This remarkable place is just there, with no special tourist booth or anything- as if this site that’s probably thousands of years old is no big deal. Walk around the caves, climb the crumbling steps, and see if you can find the oldest tree in Malta, hidden amongst it all.

  1. Explore Valletta

One of my favourite places in the country, Valletta’s a breath-taking fortified city with towering walls and impenetrable ramparts that dominate the landscape. You feel like you’ve stepped back in time, to an age of armour-clad soldiers and naval warfare.

I could easily write an entire article just on things to do in Valletta! However, particular highlights include the Upper and Lower Barrakka Gardens, the atmospheric waterfront, the Grand Master’s Palace, and St. John’s Co-Cathedral. Oh, and definitely take the time to visit the famous Three Cities on the others side of the Grand Harbour!

 

Explore Valletta

 

 

  1. Take a Trip to Gozo and Comino

Many people who travel to Malta are surprised to discover that it’s not actually a single island. It’s an archipelago! The Maltese Archipelago, as it’s known, comprises three islands: Malta, Gozo, and Comino.

If you’ve got the time, I highly recommend visiting each of them on your trip!

Gozo’s smaller and less inhabited than Malta and Comino’s a tiny little landmass perched between the two. Needless to say, they’re both absolutely beautiful.

On Comino, you can swim in the infamous Blue Lagoon, jump from cliffs into crystal clear waters, and explore the 17th Century St. Mary’s Tower. On Gozo, you’ve got endless sights and attractions to enjoy. From the picture-perfect citadel that blew my mind to more Neolithic temples, countless coastal walks and an Inland Sea Divesite, you could easily spend a few days here.

 

Enjoy Travel in Malta
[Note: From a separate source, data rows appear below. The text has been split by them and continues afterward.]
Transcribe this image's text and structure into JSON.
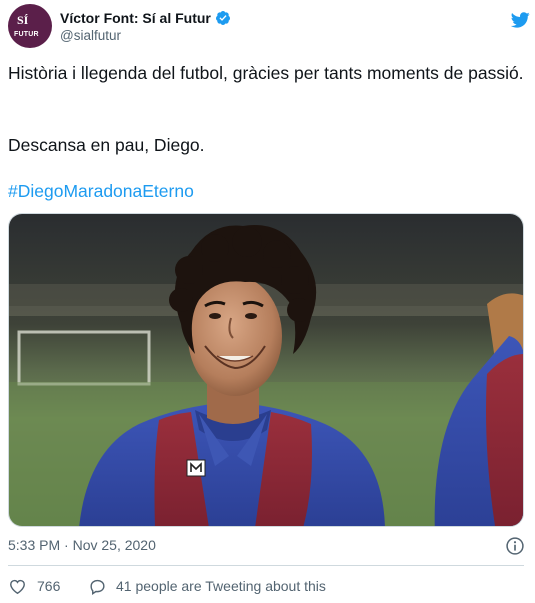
{
  "author": {
    "display_name": "Víctor Font: Sí al Futur",
    "handle": "@sialfutur",
    "avatar_text_top": "SÍ",
    "avatar_text_bottom": "FUTUR",
    "avatar_color": "#5b1f4a",
    "verified": true
  },
  "tweet": {
    "line1": "Història i llegenda del futbol, gràcies per tants moments de passió.",
    "line2": "Descansa en pau, Diego.",
    "hashtag": "#DiegoMaradonaEterno",
    "timestamp": "5:33 PM · Nov 25, 2020",
    "photo_alt": "Photo of Diego Maradona in FC Barcelona kit"
  },
  "engagement": {
    "likes": "766",
    "tweeting": "41 people are Tweeting about this"
  },
  "colors": {
    "accent": "#1d9bf0",
    "text": "#0f1419",
    "secondary": "#536471",
    "border": "#cfd9de"
  },
  "icons": [
    "twitter-bird-icon",
    "verified-badge-icon",
    "info-icon",
    "heart-icon",
    "speech-bubble-icon"
  ]
}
There you have it: a brief beginner’s guide to travel in Malta!

Trust me, this picture-perfect archipelago in the middle of the Mediterranean is a gem of a travel destination. Whether you have 2 days, 2 weeks, or 2 months here, you’re in for an absolute treat. With any luck, the tips, insights, and ideas in this guide will help you make the most of your trip!
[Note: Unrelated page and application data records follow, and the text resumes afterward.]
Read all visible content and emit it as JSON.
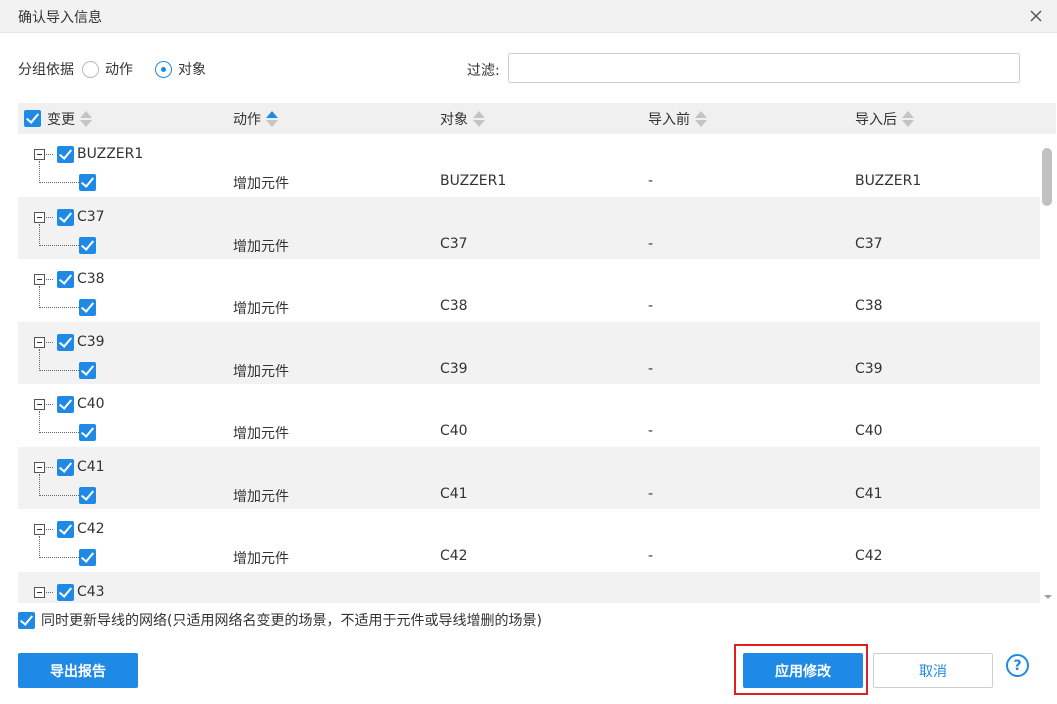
{
  "dialog": {
    "title": "确认导入信息"
  },
  "grouping": {
    "label": "分组依据",
    "options": [
      {
        "label": "动作",
        "selected": false
      },
      {
        "label": "对象",
        "selected": true
      }
    ]
  },
  "filter": {
    "label": "过滤:",
    "value": "",
    "placeholder": ""
  },
  "table": {
    "columns": [
      {
        "label": "变更",
        "sort": "none"
      },
      {
        "label": "动作",
        "sort": "asc"
      },
      {
        "label": "对象",
        "sort": "none"
      },
      {
        "label": "导入前",
        "sort": "none"
      },
      {
        "label": "导入后",
        "sort": "none"
      }
    ],
    "rows": [
      {
        "name": "BUZZER1",
        "action": "增加元件",
        "object": "BUZZER1",
        "before": "-",
        "after": "BUZZER1"
      },
      {
        "name": "C37",
        "action": "增加元件",
        "object": "C37",
        "before": "-",
        "after": "C37"
      },
      {
        "name": "C38",
        "action": "增加元件",
        "object": "C38",
        "before": "-",
        "after": "C38"
      },
      {
        "name": "C39",
        "action": "增加元件",
        "object": "C39",
        "before": "-",
        "after": "C39"
      },
      {
        "name": "C40",
        "action": "增加元件",
        "object": "C40",
        "before": "-",
        "after": "C40"
      },
      {
        "name": "C41",
        "action": "增加元件",
        "object": "C41",
        "before": "-",
        "after": "C41"
      },
      {
        "name": "C42",
        "action": "增加元件",
        "object": "C42",
        "before": "-",
        "after": "C42"
      },
      {
        "name": "C43",
        "action": "",
        "object": "",
        "before": "",
        "after": ""
      }
    ]
  },
  "update_nets_option": {
    "label": "同时更新导线的网络(只适用网络名变更的场景，不适用于元件或导线增删的场景)",
    "checked": true
  },
  "buttons": {
    "export": "导出报告",
    "apply": "应用修改",
    "cancel": "取消",
    "help": "?"
  },
  "colors": {
    "accent": "#1e8ae6",
    "highlight": "#e02020",
    "header_bg": "#f0f0f0",
    "row_alt_bg": "#f2f2f2"
  }
}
Do you have any questions about traveling in Malta? Drop a comment below and I’ll try my best to help.

 

 

Guest Author: Danny Newman

Guest Author: Danny Newman

Bio: Danny Newman is currently writing and travelling his way around the world in a bid to figure out exactly what he’s doing with his life. He’d love you to follow along with his journey over at What’s Danny Doing.

Social Media: Facebook

 

 

pinit fg en rect red 28